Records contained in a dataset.
========

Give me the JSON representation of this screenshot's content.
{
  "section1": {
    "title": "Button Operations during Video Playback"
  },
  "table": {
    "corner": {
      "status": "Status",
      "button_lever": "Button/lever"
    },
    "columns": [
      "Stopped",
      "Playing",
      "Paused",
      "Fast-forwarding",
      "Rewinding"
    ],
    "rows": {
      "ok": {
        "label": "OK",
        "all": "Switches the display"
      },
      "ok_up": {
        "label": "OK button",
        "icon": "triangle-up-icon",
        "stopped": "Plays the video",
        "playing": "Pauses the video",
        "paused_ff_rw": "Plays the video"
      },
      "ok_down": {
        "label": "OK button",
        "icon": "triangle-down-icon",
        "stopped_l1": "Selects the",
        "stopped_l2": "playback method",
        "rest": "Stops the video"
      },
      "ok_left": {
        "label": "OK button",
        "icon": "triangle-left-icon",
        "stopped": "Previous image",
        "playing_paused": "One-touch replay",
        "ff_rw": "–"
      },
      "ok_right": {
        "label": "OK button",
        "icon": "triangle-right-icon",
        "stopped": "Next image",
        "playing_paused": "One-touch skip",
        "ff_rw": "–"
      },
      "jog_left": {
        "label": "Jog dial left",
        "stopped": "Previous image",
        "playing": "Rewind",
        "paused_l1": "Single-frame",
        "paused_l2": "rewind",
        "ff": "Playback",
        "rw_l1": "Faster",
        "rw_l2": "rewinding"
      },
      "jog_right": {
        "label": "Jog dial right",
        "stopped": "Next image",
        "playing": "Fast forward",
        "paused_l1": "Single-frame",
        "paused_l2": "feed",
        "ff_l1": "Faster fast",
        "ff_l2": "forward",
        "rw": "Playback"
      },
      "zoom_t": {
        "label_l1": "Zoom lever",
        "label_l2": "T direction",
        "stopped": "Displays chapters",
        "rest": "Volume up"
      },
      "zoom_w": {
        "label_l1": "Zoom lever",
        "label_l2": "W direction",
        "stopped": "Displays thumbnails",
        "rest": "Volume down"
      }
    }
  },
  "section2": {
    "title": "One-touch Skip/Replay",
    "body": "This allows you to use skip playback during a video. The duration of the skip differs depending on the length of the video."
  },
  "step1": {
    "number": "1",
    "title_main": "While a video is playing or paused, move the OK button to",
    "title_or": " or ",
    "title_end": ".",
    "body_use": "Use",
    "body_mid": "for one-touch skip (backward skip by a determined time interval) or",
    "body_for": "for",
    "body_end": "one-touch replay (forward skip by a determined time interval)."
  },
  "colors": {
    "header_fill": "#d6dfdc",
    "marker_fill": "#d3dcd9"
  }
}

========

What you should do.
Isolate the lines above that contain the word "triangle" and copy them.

Solution for this exercise.
        "icon": "triangle-up-icon",
        "icon": "triangle-down-icon",
        "icon": "triangle-left-icon",
        "icon": "triangle-right-icon",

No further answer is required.